Corporate reputations are slow to make but quickly broken. In our social media age, the range of risk factors and the speed at which they can evolve has increased.
Where once it might have taken a serious product failure or financial fraud to dent an organization’s good name, today the same damage can be done by a misjudged tweet.
An incident can appear to come out of nowhere and spread quickly.
We asked 500 global senior executives, from a range of sectors, and across the globe, about their approach.
Our survey was carried out by our research partner, Coleman Parkes, in November 2021 using phone-to-web methodology.
We received 500 responses from senior executives responsible for risk strategy across their organization. Respondents were based in 20 countries across Europe, North and South America, Asia Pacific and Africa.
89% rated their organization’s resilience to reputation and environmental, social and governance (ESG) issues as good (66%) or very good (23%).
9 in 10 (90%) said they have a formal team in place that responds to significant adverse public events, while 93% run annual exercises to test their ability to manage a crisis.
Encouragingly, 74% of senior executives are aware of the potential cost of a reputational event; 86% have reserved budget to cover the costs and 84% have a contingency budget for marketing and communications.

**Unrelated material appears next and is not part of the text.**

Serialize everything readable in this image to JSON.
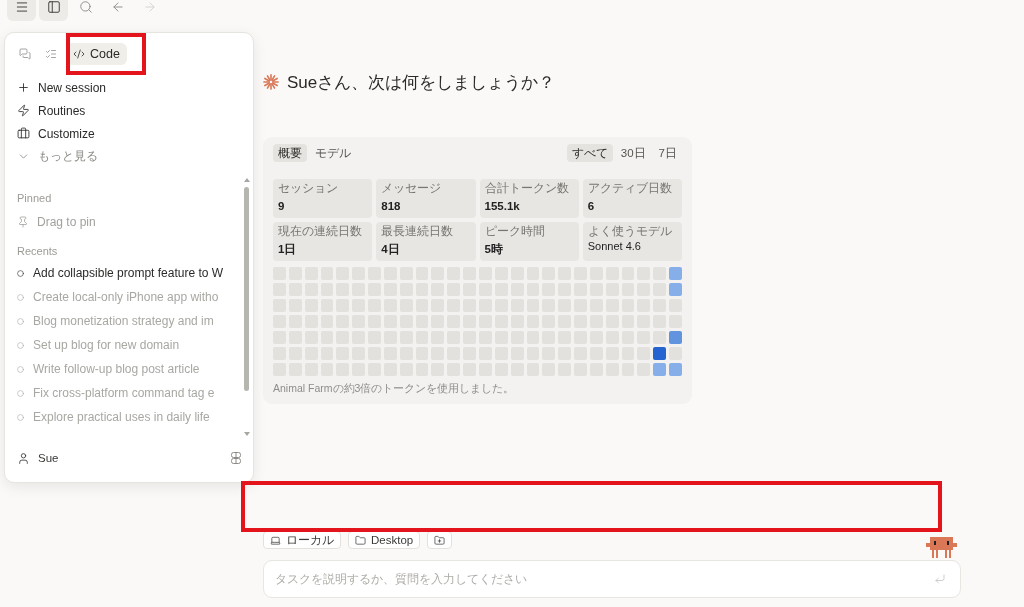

Most organizations (82%) said they had only carried out a moderate amount of assessment to understand their reputation and ESG risks, while 40% think that their teams have only a slight or moderate understanding of the length, depth and lifecycle of a potential reputational crisis.
While 74% see social as an important marketing channel, less than a third (32%) thought crisis communication was an important use for social media; 89% of respondents said their C-suite communicated on social media once a month or less.
Around 75% of companies do not hold their board members accountable for reputational and ESG risks by linking responsibility to board level key performance indicators (KPIs).
This could send a bad message to staff at lower levels that there is a lack of commitment from the top.
Reputation risks of most concern for companies
87% of respondents said their modelling of risk only covers immediate first and third party risks and not the impact of a severe and prolonged crisis.
Reputational risks are wide ranging and among the most difficult for organizations to assess and quantify.
Organizations are taking the right steps but there is still some way to go to achieve the highest level of maturity in mitigating and managing these risks. To learn, more download our survey report by completing the short form at the top of this page.